The government fined Radway’s for false and fraudulent claims. Source: Nostrums & Quackery, JAMA, Google Ebook, 1921

(By the way, if you are interested in reading about some of the cure-alls Emmett and his peers had available to them as over-the-counter medication, you can read all about it for free, online via Google Books. The book is: Nostrums and Quackery: Articles on the Nostrum Evil and Quackery, reprinted from the Journal of the American Medical Association, Vol. 2 [Google ebook].)

N&QtitlepageWhat’s interesting in this book is the sheer number of over-ther-counter ‘medicines’ that included what we, today, know as controlled substances. I mentioned this to Donna; she confirmed that many of the OTC products he likely took, just to get some kind of relief, probably damaged his liver and kidneys further.

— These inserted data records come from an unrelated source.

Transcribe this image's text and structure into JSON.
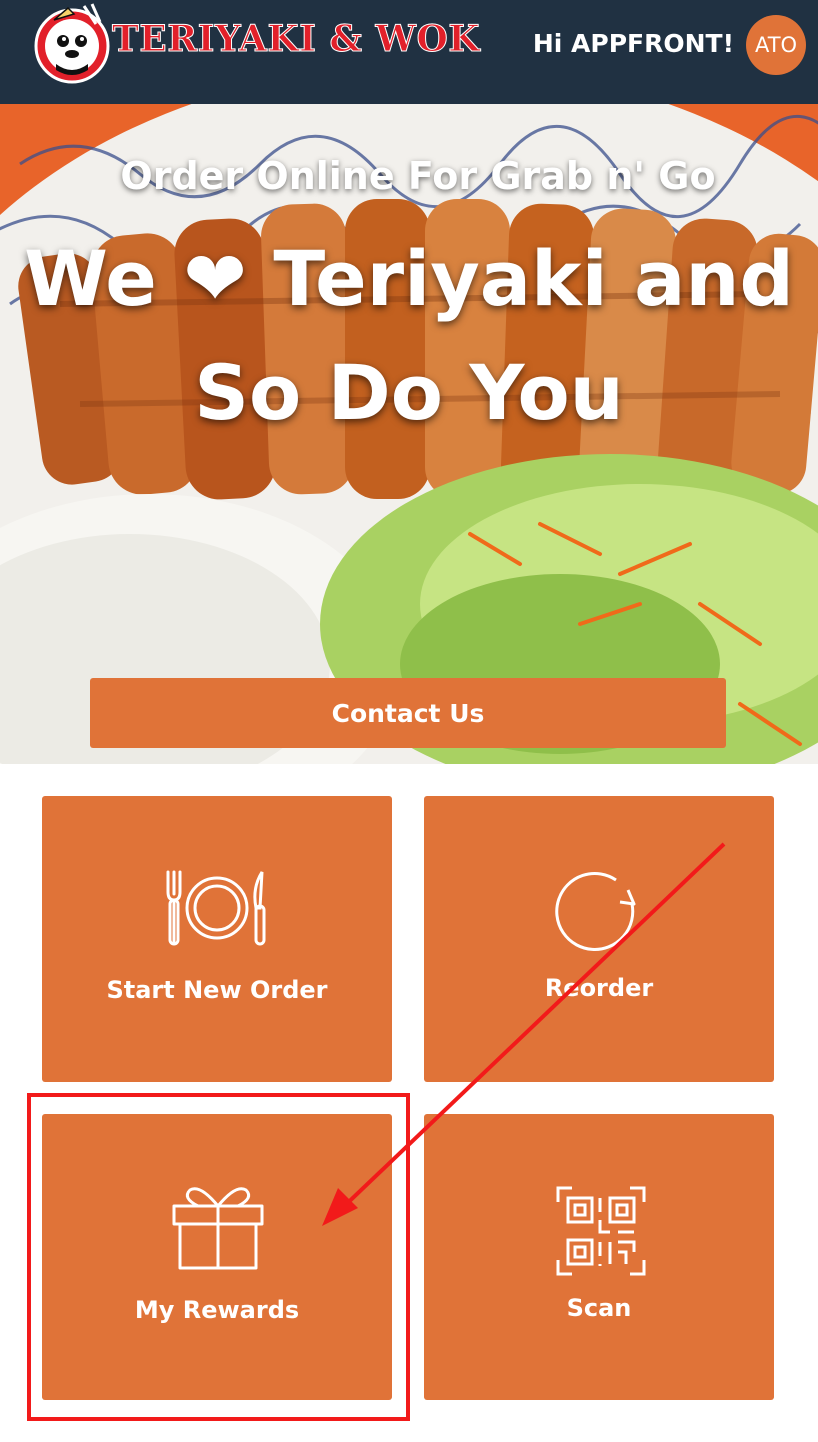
{
  "header": {
    "logo_text": "TERIYAKI & WOK",
    "greeting": "Hi APPFRONT!",
    "avatar_initials": "ATO"
  },
  "hero": {
    "subtitle": "Order Online For Grab n' Go",
    "title": "We ❤ Teriyaki and So Do You",
    "contact_label": "Contact Us"
  },
  "tiles": [
    {
      "label": "Start New Order",
      "icon": "cutlery-plate-icon"
    },
    {
      "label": "Reorder",
      "icon": "reorder-icon"
    },
    {
      "label": "My Rewards",
      "icon": "gift-icon"
    },
    {
      "label": "Scan",
      "icon": "qr-code-icon"
    }
  ],
  "colors": {
    "header_bg": "#203142",
    "accent": "#e07338",
    "annotation": "#f21a1a",
    "logo_red": "#e2202a"
  }
}
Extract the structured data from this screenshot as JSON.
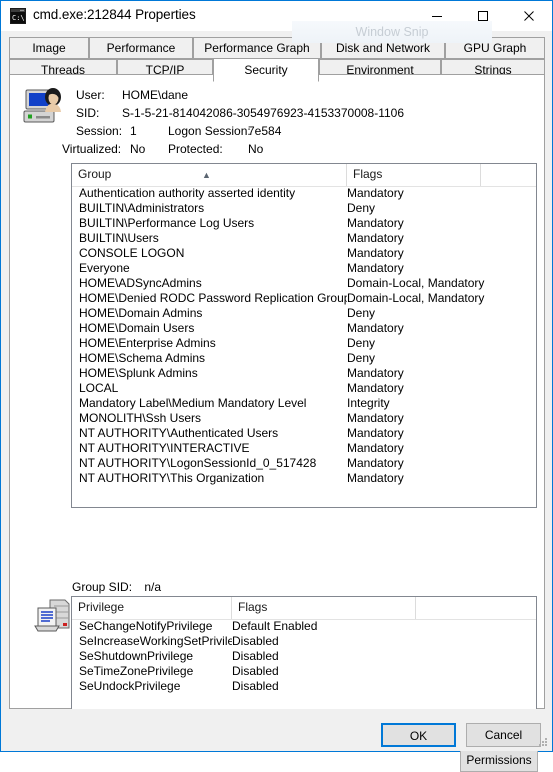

For instance, lithium.

At one point during 1914, Emmett did try to sober up at a spa that was well known for its natural ‘lithia water’ spring. Donna said that lithium, today a controlled substance, probably did make Emmett feel better (it is used in treating manic depression), but it was another chemical, not a true solution to his problem. Lithium also wreaks havoc on already-damaged kidneys, she added. With Emmett, lithia water might have played a role in hastening his death.

Lithia water was touted as a 'cure' for 'rheumatism.' Literature from the spa Emmett visited 1914 also claimed to 'cure' alcoholism with their healing waters. Image source: MyFWBS

Lithia water was touted as a ‘cure’ for ‘rheumatism.’ Literature from the spa Emmett visited 1914 also claimed to ‘cure’ alcoholism with their healing waters. Image source: MyFWBS

“I’m sure he was feeling rheumatic,” she said. The toxins would settle into a person’s joints because if your kidneys aren’t processing toxins out of the body, the toxins have to go somewhere, she added. “It was awful, painful for him, and it didn’t just go away after a day or so.”

Something else Donna said: Back in the early 1900s, if you had serious kidney problems (i.e., episodes of complete kidney failure), there was little that could be done for the patient. So, she added, as of 1914, Emmett was on borrowed time. “The damaged kidneys can still function; but, they are never again 100 percent healthy. Any minor illness he would pick up along the way would compound his problems.”

So, that cold he picked up at the football game? That could have been the start of the problem that landed him in the hospital in December, 1914?

“Very likely,” she said. “Your boy was a lot sicker than probably he, himself, realized.”


Did you know you can actually still purchase lithia water? One lithia water website will ship it to your door. Interestingly, it includes a background information link to “Wikipedia”, not to a vetted medical journal or more credible resource. I’m not sharing that link. Caveat emptor, people.